(Entries from a dataset of interfaces)
::::::

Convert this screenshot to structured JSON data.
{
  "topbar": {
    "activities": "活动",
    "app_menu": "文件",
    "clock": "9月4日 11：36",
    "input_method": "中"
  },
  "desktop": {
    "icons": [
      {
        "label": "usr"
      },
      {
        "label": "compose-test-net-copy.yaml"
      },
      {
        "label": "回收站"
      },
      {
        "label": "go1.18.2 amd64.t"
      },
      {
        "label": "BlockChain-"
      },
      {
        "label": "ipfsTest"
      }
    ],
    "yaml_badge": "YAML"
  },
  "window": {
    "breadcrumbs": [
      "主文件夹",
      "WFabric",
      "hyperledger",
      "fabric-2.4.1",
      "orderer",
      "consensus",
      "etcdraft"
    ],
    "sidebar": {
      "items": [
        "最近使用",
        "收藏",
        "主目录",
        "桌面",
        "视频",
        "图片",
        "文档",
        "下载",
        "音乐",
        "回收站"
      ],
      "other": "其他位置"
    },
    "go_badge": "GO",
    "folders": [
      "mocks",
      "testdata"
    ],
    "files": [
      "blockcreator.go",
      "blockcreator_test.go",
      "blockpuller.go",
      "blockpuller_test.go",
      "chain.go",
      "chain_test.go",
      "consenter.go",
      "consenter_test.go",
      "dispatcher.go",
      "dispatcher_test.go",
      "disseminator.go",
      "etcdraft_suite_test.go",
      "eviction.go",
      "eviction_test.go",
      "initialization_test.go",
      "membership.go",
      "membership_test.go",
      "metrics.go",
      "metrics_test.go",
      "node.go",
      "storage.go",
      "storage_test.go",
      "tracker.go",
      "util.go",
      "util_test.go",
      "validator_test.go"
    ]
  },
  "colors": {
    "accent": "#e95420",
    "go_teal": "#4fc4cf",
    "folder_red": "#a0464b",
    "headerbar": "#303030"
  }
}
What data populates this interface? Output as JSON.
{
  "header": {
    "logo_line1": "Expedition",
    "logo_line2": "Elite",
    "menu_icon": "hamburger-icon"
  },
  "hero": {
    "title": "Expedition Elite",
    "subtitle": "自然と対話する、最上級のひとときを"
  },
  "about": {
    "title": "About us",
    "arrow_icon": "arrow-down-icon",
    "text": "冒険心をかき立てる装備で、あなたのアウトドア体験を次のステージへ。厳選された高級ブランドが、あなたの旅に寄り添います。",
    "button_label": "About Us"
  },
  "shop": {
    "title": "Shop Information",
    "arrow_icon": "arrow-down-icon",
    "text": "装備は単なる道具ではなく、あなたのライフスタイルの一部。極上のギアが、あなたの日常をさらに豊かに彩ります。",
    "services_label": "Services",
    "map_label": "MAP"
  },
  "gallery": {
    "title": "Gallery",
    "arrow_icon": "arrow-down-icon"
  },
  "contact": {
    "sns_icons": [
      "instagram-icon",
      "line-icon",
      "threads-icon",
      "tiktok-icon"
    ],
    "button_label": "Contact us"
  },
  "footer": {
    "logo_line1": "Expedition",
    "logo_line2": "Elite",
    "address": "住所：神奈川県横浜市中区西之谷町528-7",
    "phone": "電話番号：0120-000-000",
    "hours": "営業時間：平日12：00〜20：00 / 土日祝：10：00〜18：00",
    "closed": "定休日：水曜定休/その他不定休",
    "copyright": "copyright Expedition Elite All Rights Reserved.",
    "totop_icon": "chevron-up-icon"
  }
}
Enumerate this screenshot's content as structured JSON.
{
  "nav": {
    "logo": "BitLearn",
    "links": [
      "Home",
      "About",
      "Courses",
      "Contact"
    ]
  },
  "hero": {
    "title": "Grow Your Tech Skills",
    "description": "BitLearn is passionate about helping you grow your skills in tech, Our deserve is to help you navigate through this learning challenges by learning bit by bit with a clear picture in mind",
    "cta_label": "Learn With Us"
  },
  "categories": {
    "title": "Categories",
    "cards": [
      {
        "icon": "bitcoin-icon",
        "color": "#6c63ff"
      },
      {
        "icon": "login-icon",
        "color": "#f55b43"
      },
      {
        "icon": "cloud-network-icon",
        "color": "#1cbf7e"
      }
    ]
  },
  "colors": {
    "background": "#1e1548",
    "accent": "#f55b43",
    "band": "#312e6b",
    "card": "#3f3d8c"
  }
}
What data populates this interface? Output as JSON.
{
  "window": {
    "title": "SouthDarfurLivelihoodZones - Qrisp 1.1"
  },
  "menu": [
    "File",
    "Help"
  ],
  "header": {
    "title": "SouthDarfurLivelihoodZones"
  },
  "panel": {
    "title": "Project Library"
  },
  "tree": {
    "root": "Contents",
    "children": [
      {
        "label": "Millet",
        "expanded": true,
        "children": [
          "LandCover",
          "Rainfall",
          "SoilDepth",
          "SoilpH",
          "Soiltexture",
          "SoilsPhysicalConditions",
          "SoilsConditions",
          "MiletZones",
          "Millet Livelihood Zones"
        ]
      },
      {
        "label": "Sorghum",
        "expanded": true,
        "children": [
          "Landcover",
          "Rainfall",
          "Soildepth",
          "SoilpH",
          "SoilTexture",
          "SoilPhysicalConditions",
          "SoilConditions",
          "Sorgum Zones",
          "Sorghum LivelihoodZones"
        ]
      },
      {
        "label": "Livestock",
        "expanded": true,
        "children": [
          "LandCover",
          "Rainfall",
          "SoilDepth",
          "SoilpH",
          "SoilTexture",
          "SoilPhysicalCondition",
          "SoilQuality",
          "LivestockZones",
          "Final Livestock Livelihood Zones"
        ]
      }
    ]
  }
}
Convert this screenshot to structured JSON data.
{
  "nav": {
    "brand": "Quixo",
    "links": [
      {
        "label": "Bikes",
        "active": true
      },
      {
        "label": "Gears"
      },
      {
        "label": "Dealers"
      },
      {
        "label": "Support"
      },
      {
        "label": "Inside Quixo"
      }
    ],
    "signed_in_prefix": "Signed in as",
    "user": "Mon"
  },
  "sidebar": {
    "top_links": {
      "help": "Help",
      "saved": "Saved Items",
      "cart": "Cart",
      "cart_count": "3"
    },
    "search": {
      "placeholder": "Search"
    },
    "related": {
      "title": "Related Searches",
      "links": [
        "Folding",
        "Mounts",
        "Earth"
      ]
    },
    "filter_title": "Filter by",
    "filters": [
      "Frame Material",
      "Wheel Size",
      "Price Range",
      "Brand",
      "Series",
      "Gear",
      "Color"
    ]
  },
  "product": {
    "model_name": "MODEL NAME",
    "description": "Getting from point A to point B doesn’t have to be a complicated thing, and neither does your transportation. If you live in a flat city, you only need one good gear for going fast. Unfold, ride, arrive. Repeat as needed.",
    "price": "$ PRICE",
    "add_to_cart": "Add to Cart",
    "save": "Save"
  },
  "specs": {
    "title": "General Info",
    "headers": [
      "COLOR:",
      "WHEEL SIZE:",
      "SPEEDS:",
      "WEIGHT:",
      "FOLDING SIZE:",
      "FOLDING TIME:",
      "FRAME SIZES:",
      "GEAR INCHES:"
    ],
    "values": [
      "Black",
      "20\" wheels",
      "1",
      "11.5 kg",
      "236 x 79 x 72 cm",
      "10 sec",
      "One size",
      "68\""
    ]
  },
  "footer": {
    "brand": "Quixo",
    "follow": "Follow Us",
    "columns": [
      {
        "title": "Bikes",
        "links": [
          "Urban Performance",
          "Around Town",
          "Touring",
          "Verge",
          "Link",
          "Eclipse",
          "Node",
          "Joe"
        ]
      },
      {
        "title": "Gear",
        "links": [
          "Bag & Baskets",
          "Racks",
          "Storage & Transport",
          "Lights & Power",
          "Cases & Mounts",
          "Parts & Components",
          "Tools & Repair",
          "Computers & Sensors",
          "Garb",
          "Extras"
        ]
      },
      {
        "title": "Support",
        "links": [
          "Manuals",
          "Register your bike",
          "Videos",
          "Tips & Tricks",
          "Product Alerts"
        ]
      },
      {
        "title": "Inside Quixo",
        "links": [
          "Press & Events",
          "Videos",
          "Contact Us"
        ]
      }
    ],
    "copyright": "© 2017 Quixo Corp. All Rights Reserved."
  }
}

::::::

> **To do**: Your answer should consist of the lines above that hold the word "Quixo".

> **Reply**:
    "brand": "Quixo",
        "label": "Inside Quixo"
    "brand": "Quixo",
        "title": "Inside Quixo",
    "copyright": "© 2017 Quixo Corp. All Rights Reserved."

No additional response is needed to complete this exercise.